Ah well... we'll see what tomorrow holds.
Friday, September 7, 2007
On the chopping block was Marvel's Civil War. The book definitely provoked a lot of heated discussion due to the inconsistent ways that it handles characters. (That was definitely something that held the event back for me.)
I mean, there's the whole Clor thing... in what universe would Reed Richards think that was a good idea? It's got Tony Stark acting more like Batman for having underhanded plans on dealing with his friends and allies. And I'd think Hank Pym would've learned his lesson about creating things he can't control with Ultron. But I have to agree with what I felt some of the consensus was around Cap, in that he wasn't acting like the super-hero Captain America. He was acting more like Cap from the Ultimates, more like a soldier.
On the whole, I do have to judge the book a success... but not due to it's own quality. It was stated that when considering the story's quality, you have to look at all of the stories that have spun out of it. And that's a point I have to concede. But it's also a success in an editorial way. It shook up the status quo of the Marvel Universe and didn't put it right back. But I can't help but wonder just how long it'll stay this way. I mean, in the Endangered Species backup that's proceeding throughout the X-Books for the past few months, we're already working at opening the 'mutant' floodgates again. How long will the new status quo last, with only a few writers really sticking with it?
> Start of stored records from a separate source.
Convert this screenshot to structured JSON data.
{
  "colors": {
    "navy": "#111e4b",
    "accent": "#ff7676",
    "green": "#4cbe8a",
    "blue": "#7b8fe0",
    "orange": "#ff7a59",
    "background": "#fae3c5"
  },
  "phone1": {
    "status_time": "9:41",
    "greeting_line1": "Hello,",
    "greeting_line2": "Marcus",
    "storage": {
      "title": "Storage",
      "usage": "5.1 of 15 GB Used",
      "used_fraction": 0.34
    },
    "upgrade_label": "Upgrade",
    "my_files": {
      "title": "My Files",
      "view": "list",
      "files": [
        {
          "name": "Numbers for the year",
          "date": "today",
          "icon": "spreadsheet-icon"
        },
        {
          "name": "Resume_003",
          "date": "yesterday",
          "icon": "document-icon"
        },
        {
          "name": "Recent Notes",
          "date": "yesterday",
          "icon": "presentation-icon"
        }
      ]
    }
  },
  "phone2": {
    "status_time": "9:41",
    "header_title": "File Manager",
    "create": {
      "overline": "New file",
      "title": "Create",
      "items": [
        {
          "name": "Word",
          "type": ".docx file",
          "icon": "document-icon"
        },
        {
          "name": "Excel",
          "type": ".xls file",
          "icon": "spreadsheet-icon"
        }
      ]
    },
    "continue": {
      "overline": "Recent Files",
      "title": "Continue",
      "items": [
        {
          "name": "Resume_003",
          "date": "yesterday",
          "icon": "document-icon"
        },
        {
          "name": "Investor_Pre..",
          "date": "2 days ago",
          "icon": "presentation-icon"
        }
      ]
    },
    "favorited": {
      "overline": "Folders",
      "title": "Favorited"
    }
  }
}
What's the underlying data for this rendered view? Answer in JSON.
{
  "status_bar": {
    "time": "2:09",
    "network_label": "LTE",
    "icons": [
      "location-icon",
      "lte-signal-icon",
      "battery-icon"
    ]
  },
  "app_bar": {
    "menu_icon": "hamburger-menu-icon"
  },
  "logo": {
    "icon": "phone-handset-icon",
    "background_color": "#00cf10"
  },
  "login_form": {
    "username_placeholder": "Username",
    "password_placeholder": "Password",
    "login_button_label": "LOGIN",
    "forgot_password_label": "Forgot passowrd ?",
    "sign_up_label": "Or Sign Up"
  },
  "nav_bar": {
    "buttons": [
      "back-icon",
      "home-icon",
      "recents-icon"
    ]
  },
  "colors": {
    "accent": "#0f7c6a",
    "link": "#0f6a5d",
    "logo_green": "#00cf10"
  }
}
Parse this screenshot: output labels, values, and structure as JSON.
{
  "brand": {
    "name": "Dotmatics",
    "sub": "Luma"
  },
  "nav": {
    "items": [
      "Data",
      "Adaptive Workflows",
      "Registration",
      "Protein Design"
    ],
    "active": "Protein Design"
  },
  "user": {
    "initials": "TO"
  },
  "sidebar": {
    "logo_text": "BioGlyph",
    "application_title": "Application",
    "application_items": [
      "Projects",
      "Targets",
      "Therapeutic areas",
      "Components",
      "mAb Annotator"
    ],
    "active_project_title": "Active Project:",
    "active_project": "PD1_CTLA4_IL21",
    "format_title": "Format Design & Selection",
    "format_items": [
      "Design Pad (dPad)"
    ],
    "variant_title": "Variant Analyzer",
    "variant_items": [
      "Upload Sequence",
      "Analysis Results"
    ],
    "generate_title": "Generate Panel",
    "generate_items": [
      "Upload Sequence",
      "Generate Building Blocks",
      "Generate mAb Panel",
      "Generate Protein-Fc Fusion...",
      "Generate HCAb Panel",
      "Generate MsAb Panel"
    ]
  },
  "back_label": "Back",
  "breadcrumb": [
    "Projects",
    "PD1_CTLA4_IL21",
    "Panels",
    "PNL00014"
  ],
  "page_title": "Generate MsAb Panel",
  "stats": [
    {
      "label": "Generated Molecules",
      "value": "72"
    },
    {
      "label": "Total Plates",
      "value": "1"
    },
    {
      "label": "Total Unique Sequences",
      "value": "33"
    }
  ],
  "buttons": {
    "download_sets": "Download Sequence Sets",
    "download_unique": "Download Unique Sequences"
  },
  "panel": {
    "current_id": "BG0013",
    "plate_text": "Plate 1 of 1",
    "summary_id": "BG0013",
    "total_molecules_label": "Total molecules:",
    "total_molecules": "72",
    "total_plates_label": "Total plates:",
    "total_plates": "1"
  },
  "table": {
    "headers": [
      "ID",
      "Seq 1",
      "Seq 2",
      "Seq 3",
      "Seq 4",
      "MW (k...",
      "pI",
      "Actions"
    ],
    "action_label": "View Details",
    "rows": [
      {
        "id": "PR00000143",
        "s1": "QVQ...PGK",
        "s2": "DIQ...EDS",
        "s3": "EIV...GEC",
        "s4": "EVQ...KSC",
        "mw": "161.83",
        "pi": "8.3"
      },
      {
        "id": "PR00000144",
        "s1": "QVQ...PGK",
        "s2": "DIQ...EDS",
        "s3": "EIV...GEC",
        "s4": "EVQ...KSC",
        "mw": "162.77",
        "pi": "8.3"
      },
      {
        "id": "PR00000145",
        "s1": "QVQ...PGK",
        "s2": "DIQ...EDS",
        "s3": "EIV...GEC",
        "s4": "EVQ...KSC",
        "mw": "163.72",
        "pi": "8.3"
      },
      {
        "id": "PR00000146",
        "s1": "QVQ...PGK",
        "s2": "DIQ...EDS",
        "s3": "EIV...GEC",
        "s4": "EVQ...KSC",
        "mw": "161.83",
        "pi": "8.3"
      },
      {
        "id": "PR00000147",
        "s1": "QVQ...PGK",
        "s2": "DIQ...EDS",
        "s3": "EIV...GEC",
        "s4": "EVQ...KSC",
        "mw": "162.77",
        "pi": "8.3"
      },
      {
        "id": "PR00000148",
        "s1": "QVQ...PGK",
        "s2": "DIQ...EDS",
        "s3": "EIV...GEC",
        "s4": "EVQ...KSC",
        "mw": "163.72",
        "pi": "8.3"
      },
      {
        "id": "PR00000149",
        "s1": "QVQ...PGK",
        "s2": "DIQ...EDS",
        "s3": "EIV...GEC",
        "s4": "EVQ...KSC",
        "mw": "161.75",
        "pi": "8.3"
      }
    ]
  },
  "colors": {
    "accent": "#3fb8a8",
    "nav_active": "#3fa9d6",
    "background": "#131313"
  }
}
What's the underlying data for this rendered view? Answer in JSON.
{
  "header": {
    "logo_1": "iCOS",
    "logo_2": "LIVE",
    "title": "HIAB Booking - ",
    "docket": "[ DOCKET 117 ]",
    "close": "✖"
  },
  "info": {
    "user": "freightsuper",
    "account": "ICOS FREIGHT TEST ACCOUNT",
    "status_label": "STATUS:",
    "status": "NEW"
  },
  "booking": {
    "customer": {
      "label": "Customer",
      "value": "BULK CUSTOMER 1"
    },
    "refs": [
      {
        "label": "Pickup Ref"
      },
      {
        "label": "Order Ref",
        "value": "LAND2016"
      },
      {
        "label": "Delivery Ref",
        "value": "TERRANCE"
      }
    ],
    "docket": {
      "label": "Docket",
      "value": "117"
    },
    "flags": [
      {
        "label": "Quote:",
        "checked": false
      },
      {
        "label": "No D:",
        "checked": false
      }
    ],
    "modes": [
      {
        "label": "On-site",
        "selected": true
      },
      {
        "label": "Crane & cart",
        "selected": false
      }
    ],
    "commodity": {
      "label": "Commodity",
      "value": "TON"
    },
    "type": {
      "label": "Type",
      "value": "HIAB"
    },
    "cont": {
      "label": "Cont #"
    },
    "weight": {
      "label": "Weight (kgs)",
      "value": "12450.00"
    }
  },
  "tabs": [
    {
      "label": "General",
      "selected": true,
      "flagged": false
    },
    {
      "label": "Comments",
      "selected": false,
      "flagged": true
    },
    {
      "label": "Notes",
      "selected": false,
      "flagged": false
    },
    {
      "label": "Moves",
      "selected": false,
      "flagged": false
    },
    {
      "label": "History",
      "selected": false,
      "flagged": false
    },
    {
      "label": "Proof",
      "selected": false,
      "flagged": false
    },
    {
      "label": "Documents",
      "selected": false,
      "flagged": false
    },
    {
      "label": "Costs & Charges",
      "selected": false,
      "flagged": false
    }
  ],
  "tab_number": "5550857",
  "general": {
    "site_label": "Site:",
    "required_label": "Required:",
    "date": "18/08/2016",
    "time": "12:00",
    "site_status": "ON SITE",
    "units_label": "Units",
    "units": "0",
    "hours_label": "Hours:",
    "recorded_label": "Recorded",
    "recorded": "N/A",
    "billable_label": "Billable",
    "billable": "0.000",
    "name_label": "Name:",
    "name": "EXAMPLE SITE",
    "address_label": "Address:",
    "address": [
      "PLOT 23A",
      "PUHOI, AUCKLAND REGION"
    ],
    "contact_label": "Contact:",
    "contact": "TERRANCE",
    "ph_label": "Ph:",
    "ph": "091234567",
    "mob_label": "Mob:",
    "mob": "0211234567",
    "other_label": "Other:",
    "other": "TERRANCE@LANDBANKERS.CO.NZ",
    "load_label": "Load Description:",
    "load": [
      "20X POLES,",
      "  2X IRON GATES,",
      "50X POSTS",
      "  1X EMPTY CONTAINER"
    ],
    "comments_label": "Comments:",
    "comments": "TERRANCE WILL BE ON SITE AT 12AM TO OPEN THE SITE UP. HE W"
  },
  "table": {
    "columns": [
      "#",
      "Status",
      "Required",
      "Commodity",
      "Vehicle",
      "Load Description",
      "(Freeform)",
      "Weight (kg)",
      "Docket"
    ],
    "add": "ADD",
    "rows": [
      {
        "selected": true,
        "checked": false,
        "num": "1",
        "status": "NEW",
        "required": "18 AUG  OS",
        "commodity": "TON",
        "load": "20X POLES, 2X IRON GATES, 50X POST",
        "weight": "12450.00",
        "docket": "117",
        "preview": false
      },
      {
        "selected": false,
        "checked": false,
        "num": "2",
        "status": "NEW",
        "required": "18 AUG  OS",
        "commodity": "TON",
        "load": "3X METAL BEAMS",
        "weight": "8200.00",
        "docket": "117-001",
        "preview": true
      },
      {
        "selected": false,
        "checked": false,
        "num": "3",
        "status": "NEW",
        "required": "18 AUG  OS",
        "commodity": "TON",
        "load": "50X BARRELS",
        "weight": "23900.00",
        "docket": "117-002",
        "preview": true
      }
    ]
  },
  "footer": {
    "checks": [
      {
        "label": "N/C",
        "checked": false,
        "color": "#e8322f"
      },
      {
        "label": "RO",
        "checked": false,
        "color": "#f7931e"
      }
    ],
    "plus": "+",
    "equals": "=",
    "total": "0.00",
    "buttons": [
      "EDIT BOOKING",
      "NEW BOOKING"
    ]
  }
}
Who knows? But I'm psyched for next month's comic club. Planet Hulk is the book, and it was a thoroughly awesome read the first time through. I don't have any complaints with reading that one again.